- _Directions for this task_:
Retype the following records exactly and exclude the pictures.

- _Items from an interface collection_:
= Beginning of Section =
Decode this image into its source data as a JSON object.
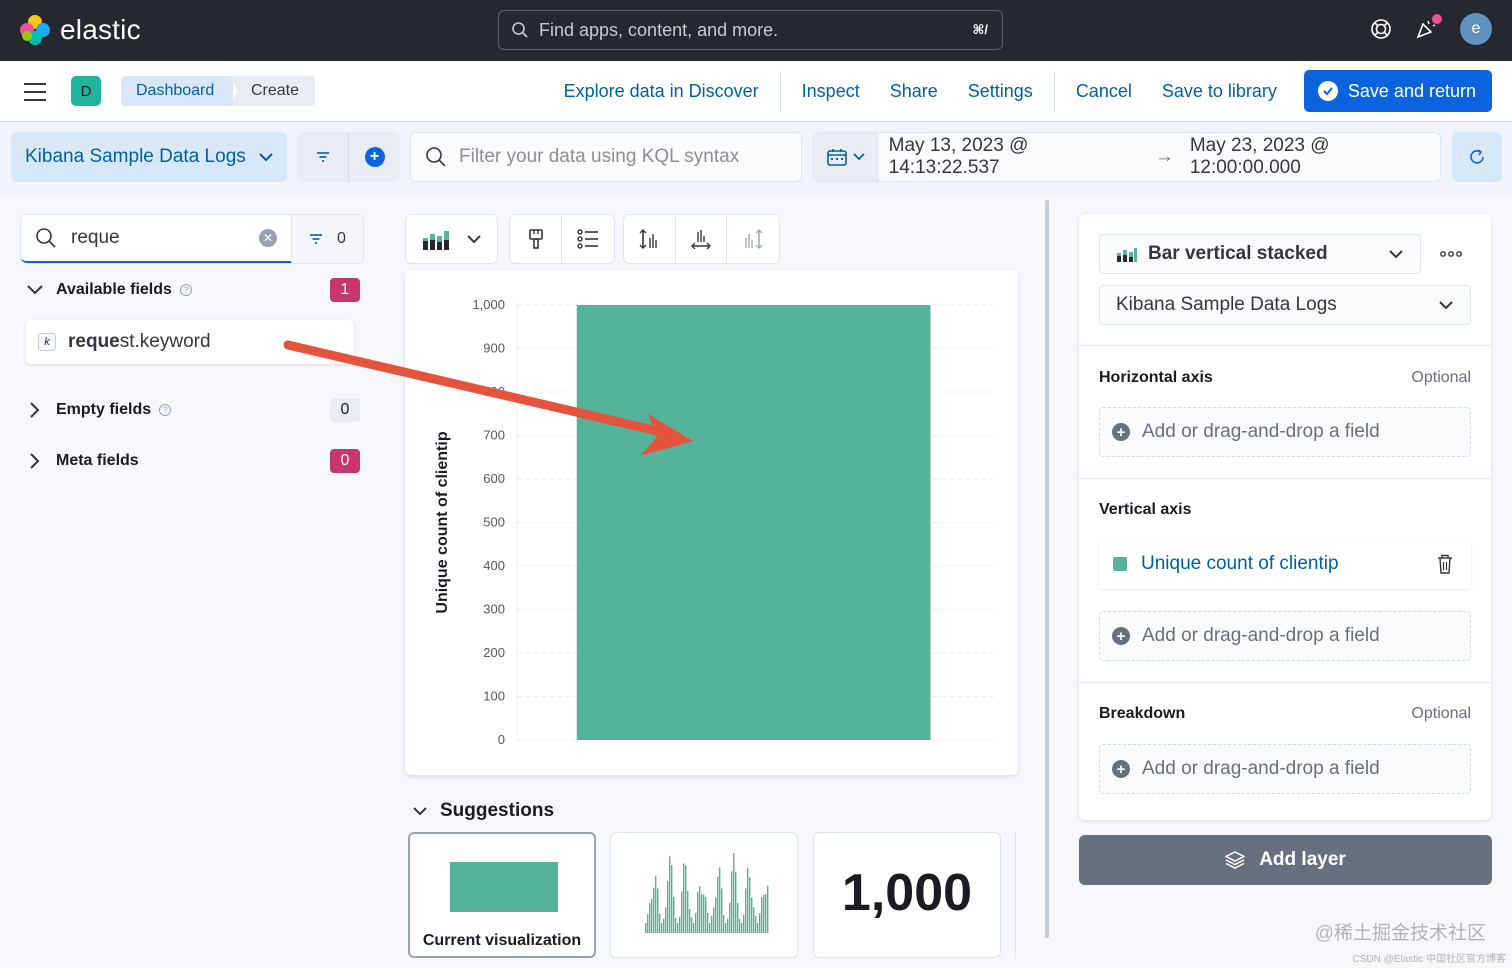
{
  "app": {
    "logo_text": "elastic",
    "search_placeholder": "Find apps, content, and more.",
    "search_shortcut": "⌘/",
    "avatar_initial": "e"
  },
  "header": {
    "space_initial": "D",
    "breadcrumbs": [
      "Dashboard",
      "Create"
    ],
    "links": {
      "explore": "Explore data in Discover",
      "inspect": "Inspect",
      "share": "Share",
      "settings": "Settings",
      "cancel": "Cancel",
      "save_library": "Save to library",
      "save_return": "Save and return"
    }
  },
  "query": {
    "data_view": "Kibana Sample Data Logs",
    "kql_placeholder": "Filter your data using KQL syntax",
    "date_start": "May 13, 2023 @ 14:13:22.537",
    "date_arrow": "→",
    "date_end": "May 23, 2023 @ 12:00:00.000"
  },
  "fields": {
    "search_value": "reque",
    "filter_count": "0",
    "available_label": "Available fields",
    "available_count": "1",
    "field_token": "k",
    "field_match": "reque",
    "field_rest": "st.keyword",
    "empty_label": "Empty fields",
    "empty_count": "0",
    "meta_label": "Meta fields",
    "meta_count": "0"
  },
  "chart_data": {
    "type": "bar",
    "categories": [
      ""
    ],
    "series": [
      {
        "values": [
          1000
        ]
      }
    ],
    "ylabel": "Unique count of clientip",
    "ylim": [
      0,
      1000
    ],
    "yticks": [
      "0",
      "100",
      "200",
      "300",
      "400",
      "500",
      "600",
      "700",
      "800",
      "900",
      "1,000"
    ],
    "color": "#54b399",
    "grid": true
  },
  "suggestions": {
    "title": "Suggestions",
    "current_label": "Current visualization",
    "metric_value": "1,000"
  },
  "config": {
    "vis_type": "Bar vertical stacked",
    "data_view": "Kibana Sample Data Logs",
    "horizontal_label": "Horizontal axis",
    "optional": "Optional",
    "add_field": "Add or drag-and-drop a field",
    "vertical_label": "Vertical axis",
    "vertical_field": "Unique count of clientip",
    "breakdown_label": "Breakdown",
    "add_layer": "Add layer"
  },
  "watermark": {
    "main": "@稀土掘金技术社区",
    "sub": "CSDN @Elastic 中国社区官方博客"
  }
}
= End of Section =
- _Final answer_:
Decode this image into its source data as a JSON object.
{
  "app": {
    "logo_text": "elastic",
    "search_placeholder": "Find apps, content, and more.",
    "search_shortcut": "⌘/",
    "avatar_initial": "e"
  },
  "header": {
    "space_initial": "D",
    "breadcrumbs": [
      "Dashboard",
      "Create"
    ],
    "links": {
      "explore": "Explore data in Discover",
      "inspect": "Inspect",
      "share": "Share",
      "settings": "Settings",
      "cancel": "Cancel",
      "save_library": "Save to library",
      "save_return": "Save and return"
    }
  },
  "query": {
    "data_view": "Kibana Sample Data Logs",
    "kql_placeholder": "Filter your data using KQL syntax",
    "date_start": "May 13, 2023 @ 14:13:22.537",
    "date_arrow": "→",
    "date_end": "May 23, 2023 @ 12:00:00.000"
  },
  "fields": {
    "search_value": "reque",
    "filter_count": "0",
    "available_label": "Available fields",
    "available_count": "1",
    "field_token": "k",
    "field_match": "reque",
    "field_rest": "st.keyword",
    "empty_label": "Empty fields",
    "empty_count": "0",
    "meta_label": "Meta fields",
    "meta_count": "0"
  },
  "chart_data": {
    "type": "bar",
    "categories": [
      ""
    ],
    "series": [
      {
        "values": [
          1000
        ]
      }
    ],
    "ylabel": "Unique count of clientip",
    "ylim": [
      0,
      1000
    ],
    "yticks": [
      "0",
      "100",
      "200",
      "300",
      "400",
      "500",
      "600",
      "700",
      "800",
      "900",
      "1,000"
    ],
    "color": "#54b399",
    "grid": true
  },
  "suggestions": {
    "title": "Suggestions",
    "current_label": "Current visualization",
    "metric_value": "1,000"
  },
  "config": {
    "vis_type": "Bar vertical stacked",
    "data_view": "Kibana Sample Data Logs",
    "horizontal_label": "Horizontal axis",
    "optional": "Optional",
    "add_field": "Add or drag-and-drop a field",
    "vertical_label": "Vertical axis",
    "vertical_field": "Unique count of clientip",
    "breakdown_label": "Breakdown",
    "add_layer": "Add layer"
  },
  "watermark": {
    "main": "@稀土掘金技术社区",
    "sub": "CSDN @Elastic 中国社区官方博客"
  }
}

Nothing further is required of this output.